Records shown section start

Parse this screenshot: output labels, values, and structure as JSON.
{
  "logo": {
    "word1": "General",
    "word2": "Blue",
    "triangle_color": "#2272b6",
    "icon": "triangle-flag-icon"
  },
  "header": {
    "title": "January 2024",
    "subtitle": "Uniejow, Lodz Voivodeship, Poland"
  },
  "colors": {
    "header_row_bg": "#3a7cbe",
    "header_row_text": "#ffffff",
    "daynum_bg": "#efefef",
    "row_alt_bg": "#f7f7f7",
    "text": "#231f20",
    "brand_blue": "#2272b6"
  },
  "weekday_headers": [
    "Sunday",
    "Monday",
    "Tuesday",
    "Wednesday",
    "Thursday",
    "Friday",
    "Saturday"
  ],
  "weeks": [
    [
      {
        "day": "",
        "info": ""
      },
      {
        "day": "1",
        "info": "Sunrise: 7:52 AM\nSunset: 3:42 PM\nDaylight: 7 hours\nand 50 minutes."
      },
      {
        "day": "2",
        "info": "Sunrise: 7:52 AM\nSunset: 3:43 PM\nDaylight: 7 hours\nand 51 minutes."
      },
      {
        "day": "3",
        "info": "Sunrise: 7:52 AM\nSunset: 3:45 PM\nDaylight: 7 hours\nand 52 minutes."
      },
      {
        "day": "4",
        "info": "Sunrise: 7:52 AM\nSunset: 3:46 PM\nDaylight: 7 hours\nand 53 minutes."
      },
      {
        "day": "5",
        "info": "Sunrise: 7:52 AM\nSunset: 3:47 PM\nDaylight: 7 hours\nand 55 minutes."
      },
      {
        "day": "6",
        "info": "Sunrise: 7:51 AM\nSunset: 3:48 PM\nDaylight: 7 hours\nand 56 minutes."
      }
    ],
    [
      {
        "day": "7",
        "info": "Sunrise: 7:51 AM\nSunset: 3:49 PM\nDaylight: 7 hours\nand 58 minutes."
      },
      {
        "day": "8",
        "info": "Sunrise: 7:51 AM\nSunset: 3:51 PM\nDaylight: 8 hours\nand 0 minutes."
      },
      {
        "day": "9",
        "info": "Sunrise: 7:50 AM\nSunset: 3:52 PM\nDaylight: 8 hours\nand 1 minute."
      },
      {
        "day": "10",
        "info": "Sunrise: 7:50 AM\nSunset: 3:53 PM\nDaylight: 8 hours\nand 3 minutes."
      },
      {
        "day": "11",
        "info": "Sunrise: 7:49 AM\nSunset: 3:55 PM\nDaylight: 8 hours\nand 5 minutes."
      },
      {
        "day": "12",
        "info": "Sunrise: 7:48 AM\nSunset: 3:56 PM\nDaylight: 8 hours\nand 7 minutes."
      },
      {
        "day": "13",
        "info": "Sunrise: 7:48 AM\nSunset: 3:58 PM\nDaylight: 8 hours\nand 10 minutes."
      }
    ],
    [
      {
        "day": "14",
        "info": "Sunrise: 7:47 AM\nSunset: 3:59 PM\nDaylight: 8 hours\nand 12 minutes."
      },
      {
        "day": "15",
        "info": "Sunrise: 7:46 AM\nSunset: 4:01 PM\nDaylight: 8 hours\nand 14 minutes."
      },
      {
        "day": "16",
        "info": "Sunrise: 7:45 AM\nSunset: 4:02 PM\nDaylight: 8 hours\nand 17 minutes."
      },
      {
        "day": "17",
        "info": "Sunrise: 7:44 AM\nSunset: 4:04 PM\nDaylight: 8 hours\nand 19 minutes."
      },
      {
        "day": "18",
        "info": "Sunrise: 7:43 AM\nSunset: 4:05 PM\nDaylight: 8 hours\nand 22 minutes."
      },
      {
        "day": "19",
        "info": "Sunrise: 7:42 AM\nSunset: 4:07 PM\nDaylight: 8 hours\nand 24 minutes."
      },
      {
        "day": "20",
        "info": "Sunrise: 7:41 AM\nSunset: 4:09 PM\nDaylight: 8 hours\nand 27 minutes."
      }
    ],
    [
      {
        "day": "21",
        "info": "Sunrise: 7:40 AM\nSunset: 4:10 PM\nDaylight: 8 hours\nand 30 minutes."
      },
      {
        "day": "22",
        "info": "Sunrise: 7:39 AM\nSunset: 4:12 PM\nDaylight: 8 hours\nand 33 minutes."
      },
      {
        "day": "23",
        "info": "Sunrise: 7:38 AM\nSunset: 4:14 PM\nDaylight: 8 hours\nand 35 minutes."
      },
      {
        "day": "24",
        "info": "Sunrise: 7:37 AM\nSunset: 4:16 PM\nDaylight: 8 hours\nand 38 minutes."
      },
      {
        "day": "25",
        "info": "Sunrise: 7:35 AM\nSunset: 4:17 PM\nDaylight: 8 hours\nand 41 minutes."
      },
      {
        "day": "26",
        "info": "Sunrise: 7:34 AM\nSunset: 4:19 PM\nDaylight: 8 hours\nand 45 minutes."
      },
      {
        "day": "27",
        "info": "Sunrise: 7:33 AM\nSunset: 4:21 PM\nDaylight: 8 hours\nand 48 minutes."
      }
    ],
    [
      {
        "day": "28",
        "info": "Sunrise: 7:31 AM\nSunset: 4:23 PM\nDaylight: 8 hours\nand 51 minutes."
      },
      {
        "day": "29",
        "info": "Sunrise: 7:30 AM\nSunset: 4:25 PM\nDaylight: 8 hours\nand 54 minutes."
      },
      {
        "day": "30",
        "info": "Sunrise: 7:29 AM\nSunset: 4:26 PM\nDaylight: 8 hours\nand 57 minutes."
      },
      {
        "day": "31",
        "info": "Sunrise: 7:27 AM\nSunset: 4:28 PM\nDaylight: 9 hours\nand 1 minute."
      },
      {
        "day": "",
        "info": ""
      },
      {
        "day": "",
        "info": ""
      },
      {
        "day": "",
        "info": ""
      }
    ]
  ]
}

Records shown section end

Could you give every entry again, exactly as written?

Parse this screenshot: output labels, values, and structure as JSON.
{
  "logo": {
    "word1": "General",
    "word2": "Blue",
    "triangle_color": "#2272b6",
    "icon": "triangle-flag-icon"
  },
  "header": {
    "title": "January 2024",
    "subtitle": "Uniejow, Lodz Voivodeship, Poland"
  },
  "colors": {
    "header_row_bg": "#3a7cbe",
    "header_row_text": "#ffffff",
    "daynum_bg": "#efefef",
    "row_alt_bg": "#f7f7f7",
    "text": "#231f20",
    "brand_blue": "#2272b6"
  },
  "weekday_headers": [
    "Sunday",
    "Monday",
    "Tuesday",
    "Wednesday",
    "Thursday",
    "Friday",
    "Saturday"
  ],
  "weeks": [
    [
      {
        "day": "",
        "info": ""
      },
      {
        "day": "1",
        "info": "Sunrise: 7:52 AM\nSunset: 3:42 PM\nDaylight: 7 hours\nand 50 minutes."
      },
      {
        "day": "2",
        "info": "Sunrise: 7:52 AM\nSunset: 3:43 PM\nDaylight: 7 hours\nand 51 minutes."
      },
      {
        "day": "3",
        "info": "Sunrise: 7:52 AM\nSunset: 3:45 PM\nDaylight: 7 hours\nand 52 minutes."
      },
      {
        "day": "4",
        "info": "Sunrise: 7:52 AM\nSunset: 3:46 PM\nDaylight: 7 hours\nand 53 minutes."
      },
      {
        "day": "5",
        "info": "Sunrise: 7:52 AM\nSunset: 3:47 PM\nDaylight: 7 hours\nand 55 minutes."
      },
      {
        "day": "6",
        "info": "Sunrise: 7:51 AM\nSunset: 3:48 PM\nDaylight: 7 hours\nand 56 minutes."
      }
    ],
    [
      {
        "day": "7",
        "info": "Sunrise: 7:51 AM\nSunset: 3:49 PM\nDaylight: 7 hours\nand 58 minutes."
      },
      {
        "day": "8",
        "info": "Sunrise: 7:51 AM\nSunset: 3:51 PM\nDaylight: 8 hours\nand 0 minutes."
      },
      {
        "day": "9",
        "info": "Sunrise: 7:50 AM\nSunset: 3:52 PM\nDaylight: 8 hours\nand 1 minute."
      },
      {
        "day": "10",
        "info": "Sunrise: 7:50 AM\nSunset: 3:53 PM\nDaylight: 8 hours\nand 3 minutes."
      },
      {
        "day": "11",
        "info": "Sunrise: 7:49 AM\nSunset: 3:55 PM\nDaylight: 8 hours\nand 5 minutes."
      },
      {
        "day": "12",
        "info": "Sunrise: 7:48 AM\nSunset: 3:56 PM\nDaylight: 8 hours\nand 7 minutes."
      },
      {
        "day": "13",
        "info": "Sunrise: 7:48 AM\nSunset: 3:58 PM\nDaylight: 8 hours\nand 10 minutes."
      }
    ],
    [
      {
        "day": "14",
        "info": "Sunrise: 7:47 AM\nSunset: 3:59 PM\nDaylight: 8 hours\nand 12 minutes."
      },
      {
        "day": "15",
        "info": "Sunrise: 7:46 AM\nSunset: 4:01 PM\nDaylight: 8 hours\nand 14 minutes."
      },
      {
        "day": "16",
        "info": "Sunrise: 7:45 AM\nSunset: 4:02 PM\nDaylight: 8 hours\nand 17 minutes."
      },
      {
        "day": "17",
        "info": "Sunrise: 7:44 AM\nSunset: 4:04 PM\nDaylight: 8 hours\nand 19 minutes."
      },
      {
        "day": "18",
        "info": "Sunrise: 7:43 AM\nSunset: 4:05 PM\nDaylight: 8 hours\nand 22 minutes."
      },
      {
        "day": "19",
        "info": "Sunrise: 7:42 AM\nSunset: 4:07 PM\nDaylight: 8 hours\nand 24 minutes."
      },
      {
        "day": "20",
        "info": "Sunrise: 7:41 AM\nSunset: 4:09 PM\nDaylight: 8 hours\nand 27 minutes."
      }
    ],
    [
      {
        "day": "21",
        "info": "Sunrise: 7:40 AM\nSunset: 4:10 PM\nDaylight: 8 hours\nand 30 minutes."
      },
      {
        "day": "22",
        "info": "Sunrise: 7:39 AM\nSunset: 4:12 PM\nDaylight: 8 hours\nand 33 minutes."
      },
      {
        "day": "23",
        "info": "Sunrise: 7:38 AM\nSunset: 4:14 PM\nDaylight: 8 hours\nand 35 minutes."
      },
      {
        "day": "24",
        "info": "Sunrise: 7:37 AM\nSunset: 4:16 PM\nDaylight: 8 hours\nand 38 minutes."
      },
      {
        "day": "25",
        "info": "Sunrise: 7:35 AM\nSunset: 4:17 PM\nDaylight: 8 hours\nand 41 minutes."
      },
      {
        "day": "26",
        "info": "Sunrise: 7:34 AM\nSunset: 4:19 PM\nDaylight: 8 hours\nand 45 minutes."
      },
      {
        "day": "27",
        "info": "Sunrise: 7:33 AM\nSunset: 4:21 PM\nDaylight: 8 hours\nand 48 minutes."
      }
    ],
    [
      {
        "day": "28",
        "info": "Sunrise: 7:31 AM\nSunset: 4:23 PM\nDaylight: 8 hours\nand 51 minutes."
      },
      {
        "day": "29",
        "info": "Sunrise: 7:30 AM\nSunset: 4:25 PM\nDaylight: 8 hours\nand 54 minutes."
      },
      {
        "day": "30",
        "info": "Sunrise: 7:29 AM\nSunset: 4:26 PM\nDaylight: 8 hours\nand 57 minutes."
      },
      {
        "day": "31",
        "info": "Sunrise: 7:27 AM\nSunset: 4:28 PM\nDaylight: 9 hours\nand 1 minute."
      },
      {
        "day": "",
        "info": ""
      },
      {
        "day": "",
        "info": ""
      },
      {
        "day": "",
        "info": ""
      }
    ]
  ]
}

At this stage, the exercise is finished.